### What to produce
Leave out the pictures and restate the rest of the data exactly.
▬▬▬▬▬▬
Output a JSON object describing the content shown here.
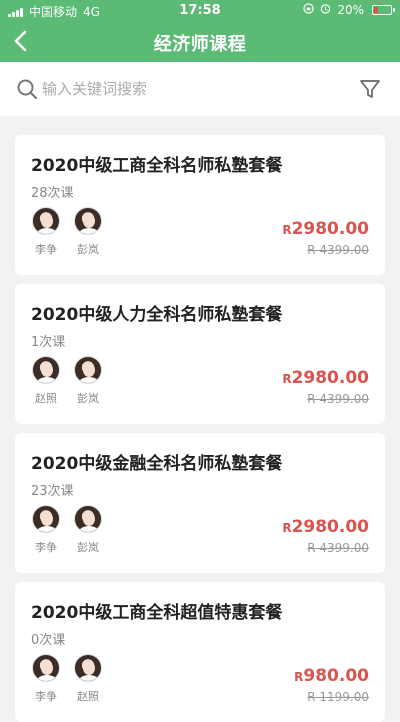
{
  "status_bar": {
    "carrier": "中国移动",
    "network": "4G",
    "time": "17:58",
    "battery": "20%",
    "battery_level": 0.2
  },
  "nav": {
    "title": "经济师课程"
  },
  "search": {
    "placeholder": "输入关键词搜索",
    "value": ""
  },
  "colors": {
    "header": "#5bba73",
    "price": "#d9534f"
  },
  "courses": [
    {
      "title": "2020中级工商全科名师私塾套餐",
      "count": "28次课",
      "teachers": [
        "李争",
        "彭岚"
      ],
      "currency": "R",
      "price": "2980.00",
      "original_price": "R 4399.00"
    },
    {
      "title": "2020中级人力全科名师私塾套餐",
      "count": "1次课",
      "teachers": [
        "赵照",
        "彭岚"
      ],
      "currency": "R",
      "price": "2980.00",
      "original_price": "R 4399.00"
    },
    {
      "title": "2020中级金融全科名师私塾套餐",
      "count": "23次课",
      "teachers": [
        "李争",
        "彭岚"
      ],
      "currency": "R",
      "price": "2980.00",
      "original_price": "R 4399.00"
    },
    {
      "title": "2020中级工商全科超值特惠套餐",
      "count": "0次课",
      "teachers": [
        "李争",
        "赵照"
      ],
      "currency": "R",
      "price": "980.00",
      "original_price": "R 1199.00"
    }
  ]
}
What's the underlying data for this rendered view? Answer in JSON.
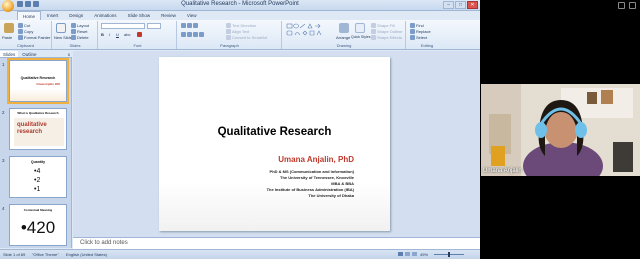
{
  "window": {
    "title": "Qualitative Research - Microsoft PowerPoint",
    "controls": [
      "–",
      "□",
      "✕"
    ]
  },
  "ribbon": {
    "tabs": [
      "Home",
      "Insert",
      "Design",
      "Animations",
      "Slide Show",
      "Review",
      "View"
    ],
    "active_tab": "Home",
    "groups": {
      "clipboard": {
        "label": "Clipboard",
        "paste": "Paste",
        "cut": "Cut",
        "copy": "Copy",
        "format_painter": "Format Painter"
      },
      "slides": {
        "label": "Slides",
        "new_slide": "New Slide",
        "layout": "Layout",
        "reset": "Reset",
        "delete": "Delete"
      },
      "font": {
        "label": "Font"
      },
      "paragraph": {
        "label": "Paragraph",
        "text_direction": "Text Direction",
        "align_text": "Align Text",
        "convert": "Convert to SmartArt"
      },
      "drawing": {
        "label": "Drawing",
        "arrange": "Arrange",
        "quick_styles": "Quick Styles",
        "shape_fill": "Shape Fill",
        "shape_outline": "Shape Outline",
        "shape_effects": "Shape Effects"
      },
      "editing": {
        "label": "Editing",
        "find": "Find",
        "replace": "Replace",
        "select": "Select"
      }
    }
  },
  "left_pane": {
    "tabs": [
      "Slides",
      "Outline"
    ],
    "active_tab": "Slides",
    "close": "x",
    "thumbnails": [
      {
        "num": "1",
        "title": "Qualitative Research",
        "author": "Umana Anjalin, PhD"
      },
      {
        "num": "2",
        "title": "What is Qualitative Research",
        "word_art": "qualitative research"
      },
      {
        "num": "3",
        "title": "Quantity",
        "bullets": [
          "•4",
          "•2",
          "•1"
        ]
      },
      {
        "num": "4",
        "title": "Contextual Meaning",
        "big": "•420"
      }
    ]
  },
  "slide": {
    "title": "Qualitative Research",
    "author": "Umana Anjalin, PhD",
    "lines": [
      "PhD & MS (Communication and Information)",
      "The University of Tennessee, Knoxville",
      "MBA & BBA",
      "The Institute of Business Administration (IBA)",
      "The University of Dhaka"
    ]
  },
  "notes_placeholder": "Click to add notes",
  "status_bar": {
    "slide_info": "Slide 1 of 89",
    "theme": "\"Office Theme\"",
    "language": "English (United States)",
    "zoom": "49%",
    "zoom_level": 0.5
  },
  "webcam": {
    "name": "Umana Anjalin"
  },
  "colors": {
    "accent_author": "#c0392b",
    "ribbon_bg": "#dce8f6",
    "selected_outline": "#f0b040"
  }
}
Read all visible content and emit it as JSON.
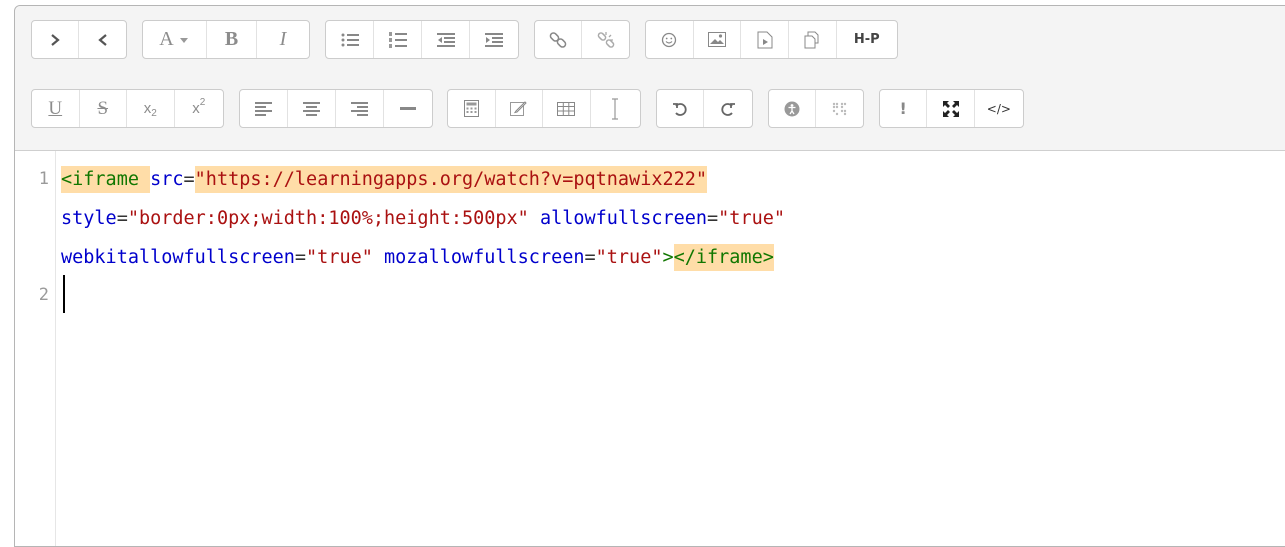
{
  "toolbar": {
    "row1_groups": [
      [
        "chevron-right-icon",
        "chevron-left-icon"
      ],
      [
        "font-icon",
        "bold",
        "italic"
      ],
      [
        "unordered-list-icon",
        "ordered-list-icon",
        "outdent-icon",
        "indent-icon"
      ],
      [
        "link-icon",
        "unlink-icon"
      ],
      [
        "emoji-icon",
        "image-icon",
        "media-icon",
        "manage-files-icon",
        "h5p-icon"
      ]
    ],
    "row2_groups": [
      [
        "underline",
        "strikethrough",
        "subscript",
        "superscript"
      ],
      [
        "align-left-icon",
        "align-center-icon",
        "align-right-icon",
        "horizontal-rule-icon"
      ],
      [
        "equation-icon",
        "edit-icon",
        "table-icon",
        "text-cursor-icon"
      ],
      [
        "undo-icon",
        "redo-icon"
      ],
      [
        "accessibility-checker-icon",
        "screen-reader-helper-icon"
      ],
      [
        "exclamation-icon",
        "fullscreen-icon",
        "html-code-icon"
      ]
    ],
    "labels": {
      "bold": "B",
      "italic": "I",
      "underline": "U",
      "strikethrough": "S",
      "h5p": "H-P",
      "font_letter": "A",
      "subscript_x": "x",
      "subscript_n": "2",
      "superscript_x": "x",
      "superscript_n": "2",
      "html": "</>",
      "exclaim": "!"
    }
  },
  "code": {
    "line_numbers": [
      "1",
      "2"
    ],
    "line1": {
      "tag_open": "<iframe",
      "attr_src": "src",
      "eq": "=",
      "src_value": "\"https://learningapps.org/watch?v=pqtnawix222\""
    },
    "line2": {
      "attr_style": "style",
      "style_value": "\"border:0px;width:100%;height:500px\"",
      "attr_allow": "allowfullscreen",
      "allow_value": "\"true\""
    },
    "line3": {
      "attr_webkit": "webkitallowfullscreen",
      "webkit_value": "\"true\"",
      "attr_moz": "mozallowfullscreen",
      "moz_value": "\"true\"",
      "gt": ">",
      "tag_close": "</iframe>"
    }
  }
}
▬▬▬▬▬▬
### Written solution
Output a JSON object describing the content shown here.
{
  "status_bar": {
    "carrier": "中国移动",
    "network": "4G",
    "time": "17:58",
    "battery": "20%",
    "battery_level": 0.2
  },
  "nav": {
    "title": "经济师课程"
  },
  "search": {
    "placeholder": "输入关键词搜索",
    "value": ""
  },
  "colors": {
    "header": "#5bba73",
    "price": "#d9534f"
  },
  "courses": [
    {
      "title": "2020中级工商全科名师私塾套餐",
      "count": "28次课",
      "teachers": [
        "李争",
        "彭岚"
      ],
      "currency": "R",
      "price": "2980.00",
      "original_price": "R 4399.00"
    },
    {
      "title": "2020中级人力全科名师私塾套餐",
      "count": "1次课",
      "teachers": [
        "赵照",
        "彭岚"
      ],
      "currency": "R",
      "price": "2980.00",
      "original_price": "R 4399.00"
    },
    {
      "title": "2020中级金融全科名师私塾套餐",
      "count": "23次课",
      "teachers": [
        "李争",
        "彭岚"
      ],
      "currency": "R",
      "price": "2980.00",
      "original_price": "R 4399.00"
    },
    {
      "title": "2020中级工商全科超值特惠套餐",
      "count": "0次课",
      "teachers": [
        "李争",
        "赵照"
      ],
      "currency": "R",
      "price": "980.00",
      "original_price": "R 1199.00"
    }
  ]
}
What's the underlying data for this rendered view? Answer in JSON.
{
  "window": {
    "title": "Qualitative Research - Microsoft PowerPoint",
    "controls": [
      "–",
      "□",
      "✕"
    ]
  },
  "ribbon": {
    "tabs": [
      "Home",
      "Insert",
      "Design",
      "Animations",
      "Slide Show",
      "Review",
      "View"
    ],
    "active_tab": "Home",
    "groups": {
      "clipboard": {
        "label": "Clipboard",
        "paste": "Paste",
        "cut": "Cut",
        "copy": "Copy",
        "format_painter": "Format Painter"
      },
      "slides": {
        "label": "Slides",
        "new_slide": "New Slide",
        "layout": "Layout",
        "reset": "Reset",
        "delete": "Delete"
      },
      "font": {
        "label": "Font"
      },
      "paragraph": {
        "label": "Paragraph",
        "text_direction": "Text Direction",
        "align_text": "Align Text",
        "convert": "Convert to SmartArt"
      },
      "drawing": {
        "label": "Drawing",
        "arrange": "Arrange",
        "quick_styles": "Quick Styles",
        "shape_fill": "Shape Fill",
        "shape_outline": "Shape Outline",
        "shape_effects": "Shape Effects"
      },
      "editing": {
        "label": "Editing",
        "find": "Find",
        "replace": "Replace",
        "select": "Select"
      }
    }
  },
  "left_pane": {
    "tabs": [
      "Slides",
      "Outline"
    ],
    "active_tab": "Slides",
    "close": "x",
    "thumbnails": [
      {
        "num": "1",
        "title": "Qualitative Research",
        "author": "Umana Anjalin, PhD"
      },
      {
        "num": "2",
        "title": "What is Qualitative Research",
        "word_art": "qualitative research"
      },
      {
        "num": "3",
        "title": "Quantity",
        "bullets": [
          "•4",
          "•2",
          "•1"
        ]
      },
      {
        "num": "4",
        "title": "Contextual Meaning",
        "big": "•420"
      }
    ]
  },
  "slide": {
    "title": "Qualitative Research",
    "author": "Umana Anjalin, PhD",
    "lines": [
      "PhD & MS (Communication and Information)",
      "The University of Tennessee, Knoxville",
      "MBA & BBA",
      "The Institute of Business Administration (IBA)",
      "The University of Dhaka"
    ]
  },
  "notes_placeholder": "Click to add notes",
  "status_bar": {
    "slide_info": "Slide 1 of 89",
    "theme": "\"Office Theme\"",
    "language": "English (United States)",
    "zoom": "49%",
    "zoom_level": 0.5
  },
  "webcam": {
    "name": "Umana Anjalin"
  },
  "colors": {
    "accent_author": "#c0392b",
    "ribbon_bg": "#dce8f6",
    "selected_outline": "#f0b040"
  }
}
Read all visible content and emit it as JSON.
{
  "toolbar": {
    "row1_groups": [
      [
        "chevron-right-icon",
        "chevron-left-icon"
      ],
      [
        "font-icon",
        "bold",
        "italic"
      ],
      [
        "unordered-list-icon",
        "ordered-list-icon",
        "outdent-icon",
        "indent-icon"
      ],
      [
        "link-icon",
        "unlink-icon"
      ],
      [
        "emoji-icon",
        "image-icon",
        "media-icon",
        "manage-files-icon",
        "h5p-icon"
      ]
    ],
    "row2_groups": [
      [
        "underline",
        "strikethrough",
        "subscript",
        "superscript"
      ],
      [
        "align-left-icon",
        "align-center-icon",
        "align-right-icon",
        "horizontal-rule-icon"
      ],
      [
        "equation-icon",
        "edit-icon",
        "table-icon",
        "text-cursor-icon"
      ],
      [
        "undo-icon",
        "redo-icon"
      ],
      [
        "accessibility-checker-icon",
        "screen-reader-helper-icon"
      ],
      [
        "exclamation-icon",
        "fullscreen-icon",
        "html-code-icon"
      ]
    ],
    "labels": {
      "bold": "B",
      "italic": "I",
      "underline": "U",
      "strikethrough": "S",
      "h5p": "H-P",
      "font_letter": "A",
      "subscript_x": "x",
      "subscript_n": "2",
      "superscript_x": "x",
      "superscript_n": "2",
      "html": "</>",
      "exclaim": "!"
    }
  },
  "code": {
    "line_numbers": [
      "1",
      "2"
    ],
    "line1": {
      "tag_open": "<iframe",
      "attr_src": "src",
      "eq": "=",
      "src_value": "\"https://learningapps.org/watch?v=pqtnawix222\""
    },
    "line2": {
      "attr_style": "style",
      "style_value": "\"border:0px;width:100%;height:500px\"",
      "attr_allow": "allowfullscreen",
      "allow_value": "\"true\""
    },
    "line3": {
      "attr_webkit": "webkitallowfullscreen",
      "webkit_value": "\"true\"",
      "attr_moz": "mozallowfullscreen",
      "moz_value": "\"true\"",
      "gt": ">",
      "tag_close": "</iframe>"
    }
  }
}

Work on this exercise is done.